== Listed records ==
-=-=-
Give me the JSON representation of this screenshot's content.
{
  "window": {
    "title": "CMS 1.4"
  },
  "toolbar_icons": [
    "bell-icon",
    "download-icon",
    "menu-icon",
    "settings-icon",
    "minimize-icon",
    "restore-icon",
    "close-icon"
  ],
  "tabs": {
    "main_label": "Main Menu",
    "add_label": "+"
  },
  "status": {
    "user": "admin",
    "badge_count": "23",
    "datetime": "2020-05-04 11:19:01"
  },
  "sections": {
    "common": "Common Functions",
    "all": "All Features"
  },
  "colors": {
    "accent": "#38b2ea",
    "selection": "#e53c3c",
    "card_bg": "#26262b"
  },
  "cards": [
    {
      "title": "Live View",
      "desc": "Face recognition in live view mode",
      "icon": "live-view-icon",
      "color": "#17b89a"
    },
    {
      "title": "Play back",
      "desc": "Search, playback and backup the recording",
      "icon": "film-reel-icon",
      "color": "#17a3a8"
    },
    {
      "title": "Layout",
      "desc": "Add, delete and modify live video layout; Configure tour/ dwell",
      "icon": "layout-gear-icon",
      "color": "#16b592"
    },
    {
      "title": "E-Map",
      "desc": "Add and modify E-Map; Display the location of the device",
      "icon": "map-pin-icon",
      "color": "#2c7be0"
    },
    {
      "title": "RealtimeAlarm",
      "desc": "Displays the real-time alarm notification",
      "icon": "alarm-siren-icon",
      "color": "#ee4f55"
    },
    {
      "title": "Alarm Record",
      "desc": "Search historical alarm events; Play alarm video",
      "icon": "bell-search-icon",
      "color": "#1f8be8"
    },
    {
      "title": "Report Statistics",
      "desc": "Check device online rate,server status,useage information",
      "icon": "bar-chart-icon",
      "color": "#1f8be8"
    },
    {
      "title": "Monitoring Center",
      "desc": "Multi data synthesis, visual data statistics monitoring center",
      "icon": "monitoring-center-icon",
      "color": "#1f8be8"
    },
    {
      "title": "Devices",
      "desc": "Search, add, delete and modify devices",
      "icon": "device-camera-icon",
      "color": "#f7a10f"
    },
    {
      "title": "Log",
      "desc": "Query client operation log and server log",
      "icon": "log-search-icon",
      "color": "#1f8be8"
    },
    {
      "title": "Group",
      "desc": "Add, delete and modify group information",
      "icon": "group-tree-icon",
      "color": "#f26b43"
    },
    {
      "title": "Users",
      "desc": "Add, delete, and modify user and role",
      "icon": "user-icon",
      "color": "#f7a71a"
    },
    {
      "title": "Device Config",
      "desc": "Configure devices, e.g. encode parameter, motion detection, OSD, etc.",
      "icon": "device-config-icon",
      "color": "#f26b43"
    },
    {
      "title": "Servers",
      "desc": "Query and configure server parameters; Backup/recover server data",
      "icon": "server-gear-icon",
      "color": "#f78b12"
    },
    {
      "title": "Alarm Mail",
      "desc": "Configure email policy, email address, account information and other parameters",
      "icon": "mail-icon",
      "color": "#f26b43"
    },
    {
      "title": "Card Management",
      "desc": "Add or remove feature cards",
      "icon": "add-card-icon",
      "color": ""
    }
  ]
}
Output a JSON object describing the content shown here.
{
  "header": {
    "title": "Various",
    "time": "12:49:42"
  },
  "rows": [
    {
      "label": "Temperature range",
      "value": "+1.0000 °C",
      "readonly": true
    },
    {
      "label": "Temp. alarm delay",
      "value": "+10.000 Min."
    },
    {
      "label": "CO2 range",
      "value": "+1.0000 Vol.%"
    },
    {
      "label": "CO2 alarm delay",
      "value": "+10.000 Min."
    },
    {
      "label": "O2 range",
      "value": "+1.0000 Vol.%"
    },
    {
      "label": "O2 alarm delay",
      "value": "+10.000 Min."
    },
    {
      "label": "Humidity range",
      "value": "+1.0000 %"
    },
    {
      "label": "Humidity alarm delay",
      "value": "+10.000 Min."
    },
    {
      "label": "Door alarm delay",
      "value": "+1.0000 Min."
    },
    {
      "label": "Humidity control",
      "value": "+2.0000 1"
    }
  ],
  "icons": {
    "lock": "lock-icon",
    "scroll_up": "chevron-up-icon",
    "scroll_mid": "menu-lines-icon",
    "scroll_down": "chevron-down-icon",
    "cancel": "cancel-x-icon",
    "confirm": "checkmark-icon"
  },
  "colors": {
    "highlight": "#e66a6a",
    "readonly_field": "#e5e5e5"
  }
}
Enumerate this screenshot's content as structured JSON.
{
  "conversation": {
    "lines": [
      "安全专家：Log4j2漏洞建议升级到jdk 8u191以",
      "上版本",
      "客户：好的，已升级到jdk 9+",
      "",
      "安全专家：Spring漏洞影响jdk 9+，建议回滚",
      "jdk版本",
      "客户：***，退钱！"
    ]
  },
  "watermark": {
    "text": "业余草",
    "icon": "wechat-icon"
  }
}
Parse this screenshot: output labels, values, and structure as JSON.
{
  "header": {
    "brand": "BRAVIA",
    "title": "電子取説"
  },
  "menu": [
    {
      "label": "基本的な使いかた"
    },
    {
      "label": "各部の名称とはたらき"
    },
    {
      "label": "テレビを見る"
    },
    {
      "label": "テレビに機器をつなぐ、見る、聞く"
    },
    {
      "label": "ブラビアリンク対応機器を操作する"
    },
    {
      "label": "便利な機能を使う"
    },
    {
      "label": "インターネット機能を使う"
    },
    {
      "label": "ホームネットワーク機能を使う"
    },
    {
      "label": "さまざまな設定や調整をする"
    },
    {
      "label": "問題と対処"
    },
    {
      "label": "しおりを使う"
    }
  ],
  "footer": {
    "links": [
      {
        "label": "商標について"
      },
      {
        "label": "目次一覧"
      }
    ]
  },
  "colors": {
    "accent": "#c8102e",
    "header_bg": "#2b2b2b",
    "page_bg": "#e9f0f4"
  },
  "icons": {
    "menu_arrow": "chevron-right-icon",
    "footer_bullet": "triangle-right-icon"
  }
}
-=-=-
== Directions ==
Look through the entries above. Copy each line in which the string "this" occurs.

== Response area ==
Give me the JSON representation of this screenshot's content.
Enumerate this screenshot's content as structured JSON.
Parse this screenshot: output labels, values, and structure as JSON.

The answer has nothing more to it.